National Public Radio has made it clear over the years that it despises Fox News. On June 9, the morning before the primetime Pelosi Panel hearing, Morning Edition promoted a radical leftist group of censors that wants Fox News beheaded. Of course, NPR never called them "leftist" or anything ideological on air as they aim to starve Fox News of digital ads. (The online story uses "left-leaning" in paragraph nine.)
The story was headlined "Group aiming to defund disinformation tries to drain Fox News of online advertising." The leader of the group "Check My Ads" was just a former marketer. The NPR story began:
BOBBY ALLYN: Former marketer Nandini Jammi wanted to fight the spread of disinformation online and turned to something she knew a lot about - advertising.
NANDINI JAMMI: We started to ask this question, why is the advertising industry still funding hate speech, even though advertisers have made it so clear that they don't want to be anywhere near it?
Later that day, Jammi made it clear what NPR signed up to promote :
Naturally, former CNN president Jon Klein -- the guy who canceled Crossfire because liberals couldn't stand an opposing view -- is here noting that funding hate speech is "the nightmare of most responsible marketers."
BOBBY ALLYN: Now with the congressional hearings into the January 6 attack on the Capitol getting under way, Check My Ads hopes it will have success going after a bigger target - Fox News' website and its popular YouTube channel.

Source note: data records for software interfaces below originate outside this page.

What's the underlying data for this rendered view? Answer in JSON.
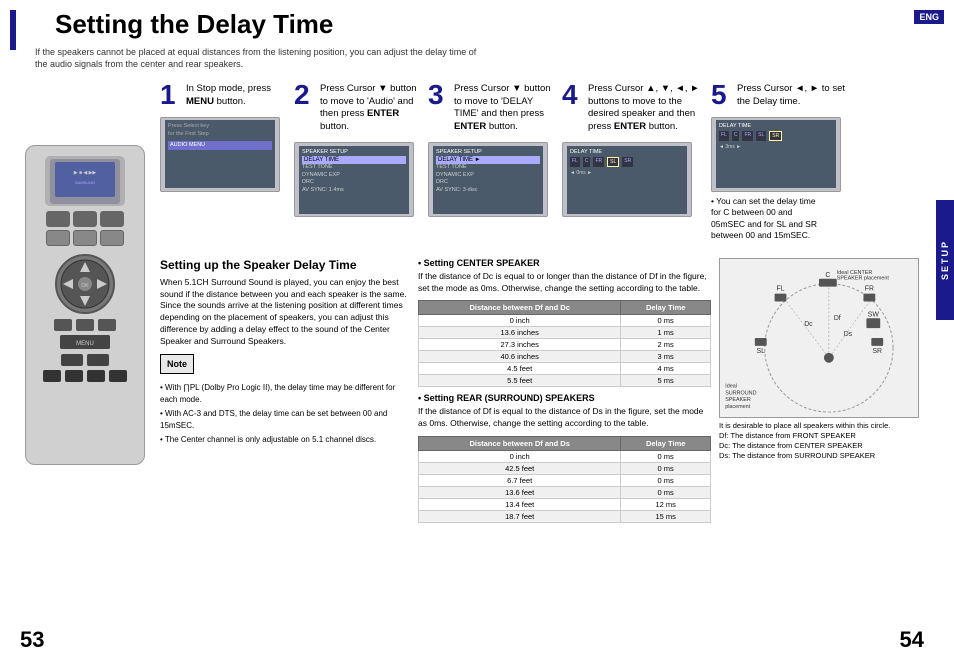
{
  "page": {
    "title": "Setting the Delay Time",
    "subtitle": "If the speakers cannot be placed at equal distances from the listening position, you can adjust the delay time of\nthe audio signals from the center and rear speakers.",
    "eng_badge": "ENG",
    "setup_label": "SETUP",
    "page_left": "53",
    "page_right": "54"
  },
  "steps": [
    {
      "number": "1",
      "text": "In Stop mode, press MENU button.",
      "bold_parts": [
        "MENU"
      ]
    },
    {
      "number": "2",
      "text": "Press Cursor ▼ button to move to 'Audio' and then press ENTER button.",
      "bold_parts": [
        "ENTER"
      ]
    },
    {
      "number": "3",
      "text": "Press Cursor ▼ button to move to 'DELAY TIME' and then press ENTER button.",
      "bold_parts": [
        "ENTER"
      ]
    },
    {
      "number": "4",
      "text": "Press Cursor ▲, ▼, ◄, ► buttons to move to the desired speaker and then press ENTER button.",
      "bold_parts": [
        "ENTER"
      ]
    },
    {
      "number": "5",
      "text": "Press Cursor ◄, ► to set the Delay time.",
      "bold_parts": []
    }
  ],
  "cursor_note": "• You can set the delay time for C between 00 and 05mSEC and for SL and SR between 00 and 15mSEC.",
  "bottom": {
    "section_title": "Setting up the Speaker Delay Time",
    "body_text": "When 5.1CH Surround Sound is played, you can enjoy the best sound if the distance between you and each speaker is the same. Since the sounds arrive at the listening position at different times depending on the placement of speakers, you can adjust this difference by adding a delay effect to the sound of the Center Speaker and Surround Speakers.",
    "note_label": "Note",
    "note_items": [
      "• With ∏PL (Dolby Pro Logic II), the delay time may be different for each mode.",
      "• With AC-3 and DTS, the delay time can be set between 00 and 15mSEC.",
      "• The Center channel is only adjustable on 5.1 channel discs."
    ]
  },
  "center_speaker": {
    "title": "• Setting CENTER SPEAKER",
    "description": "If the distance of Dc is equal to or longer than the distance of Df in the figure, set the mode as 0ms. Otherwise, change the setting according to the table.",
    "table": {
      "headers": [
        "Distance between Df and Dc",
        "Delay Time"
      ],
      "rows": [
        [
          "0 inch",
          "0 ms"
        ],
        [
          "13.6 inches",
          "1 ms"
        ],
        [
          "27.3 inches",
          "2 ms"
        ],
        [
          "40.6 inches",
          "3 ms"
        ],
        [
          "4.5 feet",
          "4 ms"
        ],
        [
          "5.5 feet",
          "5 ms"
        ]
      ]
    }
  },
  "rear_speaker": {
    "title": "• Setting REAR (SURROUND) SPEAKERS",
    "description": "If the distance of Df is equal to the distance of Ds in the figure, set the mode as 0ms. Otherwise, change the setting according to the table.",
    "table": {
      "headers": [
        "Distance between Df and Ds",
        "Delay Time"
      ],
      "rows": [
        [
          "0 inch",
          "0 ms"
        ],
        [
          "42.5 feet",
          "0 ms"
        ],
        [
          "6.7 feet",
          "0 ms"
        ],
        [
          "13.6 feet",
          "0 ms"
        ],
        [
          "13.4 feet",
          "12 ms"
        ],
        [
          "18.7 feet",
          "15 ms"
        ]
      ]
    }
  },
  "diagram": {
    "ideal_center": "Ideal CENTER SPEAKER placement",
    "ideal_surround": "Ideal SURROUND SPEAKER placement",
    "note": "It is desirable to place all speakers within this circle.\nDf: The distance from FRONT SPEAKER\nDc: The distance from CENTER SPEAKER\nDs: The distance from SURROUND SPEAKER"
  }
}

Mikel Ellcessor is the group's chief operating officer.
MIKEL ELLCESSOR: Now all we're doing is we're saying, why is Fox News and specifically foxnews.com getting a pass?
ALLYN: Ellcessor points to Fox News star Tucker Carlson, who has expressed sympathy for the rioters who stormed the Capitol while dismissing the importance of the events that day. He also has spread falsehoods about the 2020 presidential election. Atkin says the group is calling on the public to pressure ad exchanges run by companies like Google and Verizon to block Fox from receiving online ads.
CLAIRE ATKIN: Advertisers have said over and over again, we don't want to fund violence. And so it's shocking that Fox News is still receiving these ad dollars.
NPR proves it's a left-wing platform by equating Fox News with violence and "disinformation." The only dissent was a statement from FNC:
ALLYN: In a statement, Fox News dismissed the campaign as an effort at censorship, saying, quote, "there's no greater threat to democracy than the effort to silence free speech." The cable network also said it takes pride in featuring more dissenting views than other cable news outlets.
Taking on Fox is no easy feat. First, the big ad exchanges may fear a backlash from conservatives. And even if the campaign is successful, it wouldn't kneecap Fox. About 95% of Fox's profits come from its cable division, so losing online ads would barely put a dent in the company financially. But Check My Ads co-founder Jammi isn't deterred.
JAMMI: We can do more than just complain and be sad and tweet and share with each other that we're sad about where Fox News is taking us as a country. We can actually fight back.
ALLYN: According to an estimate by ComScore and NewsGuard, disinformation online generates about $2 billion a year in advertising revenue. Check My Ads says their aim is not just to take that money out of circulation, but also to push the online advertising industry to be more transparent about how ads wind up on sites in the first place.
Depriving the conservative media of any revenue is simply another day for "democracy" at NPR.
PS: Jammi doesn't play nice on Twitter, and she's explicit about deplatforming conservatives like Dan Bongino:
I’ve noticed that Dan Bongino has been unusually quiet about our Fox campaign launch— Nandini Jammi (@nandoodles) June 11, 2022
I wouldn’t be surprised if Fox execs told him to stfu bc last time he messed with us, he lost his @googleads account — and his show on Fox Nation that could be next. pic.twitter.com/DPdh2yemUd